______A 4/15______B 8/15______C 2/3______D 4/5______E 13/15”
See Hitting the Target
I really was trying to stop including Catriona Shearer’s problems, since they are probably all well-known and popular by now. But this is another virtually one-step-solution problem that again seems impossible at first. Many of her problems entail more steps, but I am especially intrigued by the one-step problems.
“What’s the sum of the two marked angles?”
See Kissing Angles.
An amazing publication was conceived primarily for women at the beginning of the 18th century in 1704 and was called The Ladies’ Diary or Woman’s Almanack. What made it even more remarkable was that each issue contained mathematical problems whose solutions from the readers were provided in the next issue. One particularly sharp woman was Mary Wright (Mrs. Mary Nelson). This is one of her problems:
“VIII. Question 72 by Mrs. Mary Nelson
(proposed in 1719, answered in 1720)
A prize was divided by a captain among his crew in the following manner: the first took 1 pound and one hundredth part of the remainder; the second 2 pounds and one hundredth part of the remainder; the third 3 pounds and one hundredth part of the remainder; and they proceeded in this manner to the last, who took all that was left, and it was then found that the prize had by this means been equally divided amongst the crew. Now if the number of men of which the crew consisted be added to the number of pounds in each share, the square of that sum will be four times the number of pounds in the chest: How many men did the crew consist of, and what was each share?”
What makes this problem nice is that it does have a clean answer, contrary to most of the problems in The Ladies’ Diary. See the Ladies’ Diary Problem.
(Update 5/6/2019) Continue reading
This is another train puzzle from H. E. Dudeney, which is fairly straight-forward.
“I put this little question to a stationmaster, and his correct answer was so prompt that I am convinced there is no necessity to seek talented railway officials in America or elsewhere. Two trains start at the same time, one from London to Liverpool, the other from Liverpool to London. If they arrive at their destinations one hour and four hours respectively after passing one another, how much faster is one train running than the other?”

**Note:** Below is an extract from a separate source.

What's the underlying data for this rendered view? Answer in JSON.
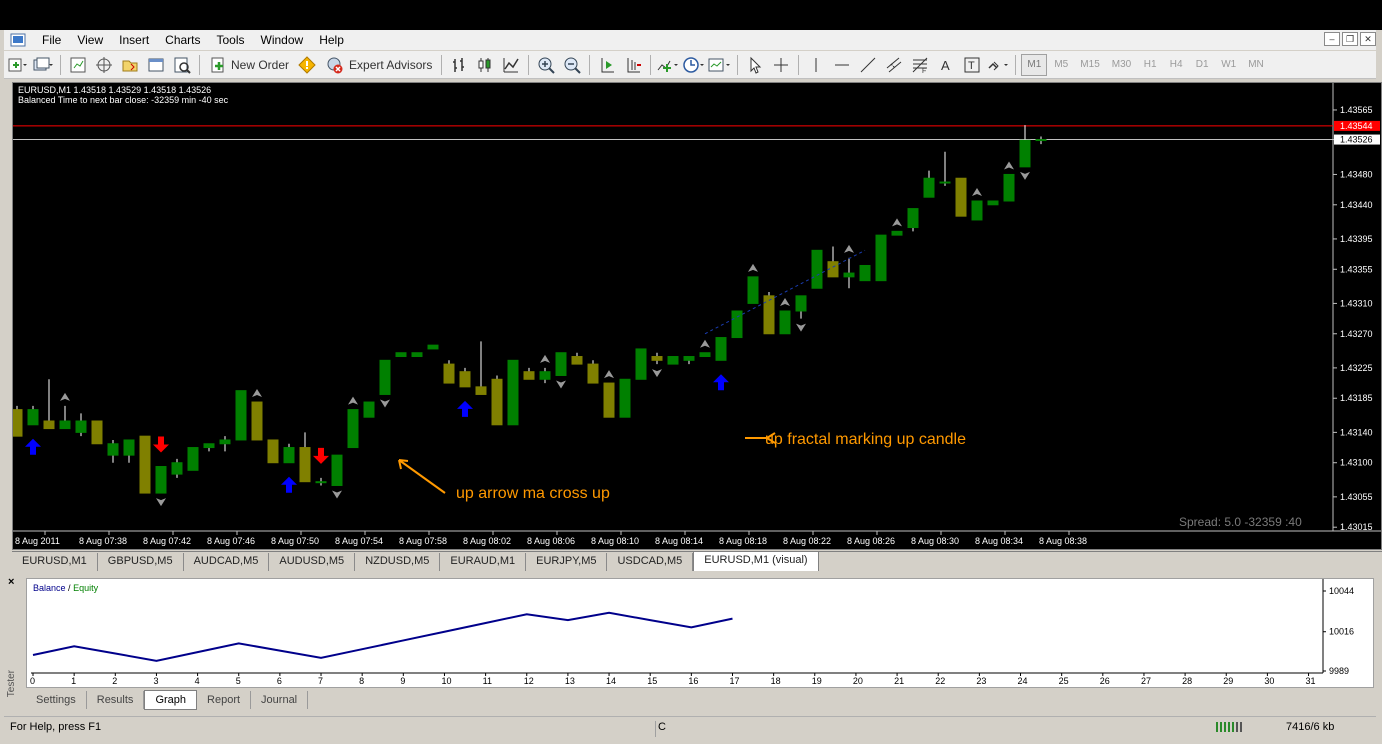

See Two Trains – London to Liverpool
The Columbus story shows the intervention of chance in history at its most capricious. The following tale has its own logic, but the confluence of serendipitous events makes it marvelous and uplifting, especially in our current dark times. It was first brought to my attention by my father back in the early 1960s at the height of America’s role as wheat breadbasket of the world. America, and especially Kansas, was supplying essential wheat to the recently independent country of India and to the Soviet Union, whose long struggle with collective farming (and other factors), especially in the Ukraine, had led to its dependency on imports.
I will not try to narrate the story O’Henry-like with a surprise ending, but announce the amazing coincidence from the start—America was supplying the USSR its own wheat! The Kansas wheat was derived from a special hardy winter variety called Turkey Red that had originated in the Ukraine and was brought to America by Mennonites. So the story is how this all came about. See Turkey Red.
Here is a problem from the UKMT Senior (17-18 year-old) Mathematics Challenge for 2009:
“Four positive integers a, b, c, and d are such that
_________abcd + abc + bcd + cda + dab + ab + bc + cd + da + ac + bd + a + b + c + d = 2009.
What is the value of a + b + c + d?
_________A 73_________B 75_________C 77_________D 79_________E 81”
See the Challenging Sum
(Update 4/17/2019) Continue reading